*Your objective*: Extract the full listing verbatim and drop any pictures from your copy.

*Task material*:
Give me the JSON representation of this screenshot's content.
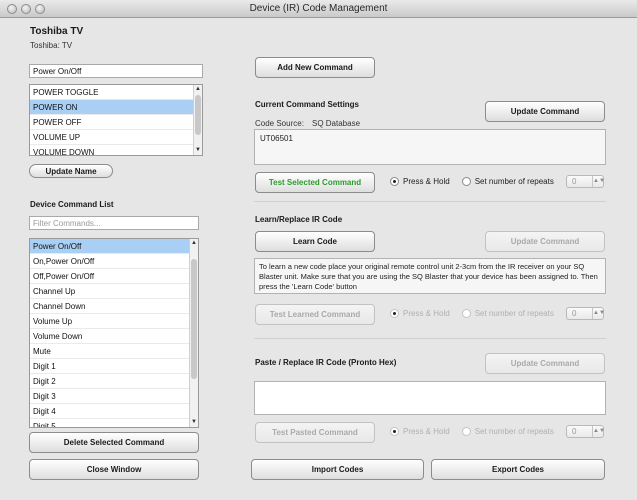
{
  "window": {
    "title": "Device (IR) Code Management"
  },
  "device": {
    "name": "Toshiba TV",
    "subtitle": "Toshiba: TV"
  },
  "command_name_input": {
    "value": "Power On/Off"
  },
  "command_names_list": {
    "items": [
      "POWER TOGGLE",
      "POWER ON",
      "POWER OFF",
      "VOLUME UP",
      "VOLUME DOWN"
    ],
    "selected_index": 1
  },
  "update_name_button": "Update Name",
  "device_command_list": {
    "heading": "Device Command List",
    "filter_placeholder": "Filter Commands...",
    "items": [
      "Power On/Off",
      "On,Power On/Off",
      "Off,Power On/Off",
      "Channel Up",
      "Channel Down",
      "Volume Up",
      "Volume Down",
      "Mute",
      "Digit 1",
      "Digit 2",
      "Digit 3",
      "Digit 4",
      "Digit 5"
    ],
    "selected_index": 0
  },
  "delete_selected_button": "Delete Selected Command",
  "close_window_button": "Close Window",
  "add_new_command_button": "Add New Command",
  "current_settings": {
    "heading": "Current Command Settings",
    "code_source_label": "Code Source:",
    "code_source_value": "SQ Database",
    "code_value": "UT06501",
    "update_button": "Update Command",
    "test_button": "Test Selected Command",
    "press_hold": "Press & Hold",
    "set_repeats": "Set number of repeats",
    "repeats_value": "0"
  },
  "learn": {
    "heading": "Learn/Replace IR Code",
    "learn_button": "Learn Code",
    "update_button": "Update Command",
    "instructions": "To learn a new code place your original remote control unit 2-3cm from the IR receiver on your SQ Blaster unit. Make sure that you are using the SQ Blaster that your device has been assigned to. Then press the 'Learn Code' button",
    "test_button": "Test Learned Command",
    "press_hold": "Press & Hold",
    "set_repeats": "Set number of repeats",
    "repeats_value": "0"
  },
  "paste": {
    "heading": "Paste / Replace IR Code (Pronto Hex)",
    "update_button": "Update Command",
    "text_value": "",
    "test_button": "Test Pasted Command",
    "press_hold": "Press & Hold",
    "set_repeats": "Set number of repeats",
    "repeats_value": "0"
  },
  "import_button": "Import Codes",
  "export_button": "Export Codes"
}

*Answer below*:
Give me the JSON representation of this screenshot's content.
{
  "window": {
    "title": "Device (IR) Code Management"
  },
  "device": {
    "name": "Toshiba TV",
    "subtitle": "Toshiba: TV"
  },
  "command_name_input": {
    "value": "Power On/Off"
  },
  "command_names_list": {
    "items": [
      "POWER TOGGLE",
      "POWER ON",
      "POWER OFF",
      "VOLUME UP",
      "VOLUME DOWN"
    ],
    "selected_index": 1
  },
  "update_name_button": "Update Name",
  "device_command_list": {
    "heading": "Device Command List",
    "filter_placeholder": "Filter Commands...",
    "items": [
      "Power On/Off",
      "On,Power On/Off",
      "Off,Power On/Off",
      "Channel Up",
      "Channel Down",
      "Volume Up",
      "Volume Down",
      "Mute",
      "Digit 1",
      "Digit 2",
      "Digit 3",
      "Digit 4",
      "Digit 5"
    ],
    "selected_index": 0
  },
  "delete_selected_button": "Delete Selected Command",
  "close_window_button": "Close Window",
  "add_new_command_button": "Add New Command",
  "current_settings": {
    "heading": "Current Command Settings",
    "code_source_label": "Code Source:",
    "code_source_value": "SQ Database",
    "code_value": "UT06501",
    "update_button": "Update Command",
    "test_button": "Test Selected Command",
    "press_hold": "Press & Hold",
    "set_repeats": "Set number of repeats",
    "repeats_value": "0"
  },
  "learn": {
    "heading": "Learn/Replace IR Code",
    "learn_button": "Learn Code",
    "update_button": "Update Command",
    "instructions": "To learn a new code place your original remote control unit 2-3cm from the IR receiver on your SQ Blaster unit. Make sure that you are using the SQ Blaster that your device has been assigned to. Then press the 'Learn Code' button",
    "test_button": "Test Learned Command",
    "press_hold": "Press & Hold",
    "set_repeats": "Set number of repeats",
    "repeats_value": "0"
  },
  "paste": {
    "heading": "Paste / Replace IR Code (Pronto Hex)",
    "update_button": "Update Command",
    "text_value": "",
    "test_button": "Test Pasted Command",
    "press_hold": "Press & Hold",
    "set_repeats": "Set number of repeats",
    "repeats_value": "0"
  },
  "import_button": "Import Codes",
  "export_button": "Export Codes"
}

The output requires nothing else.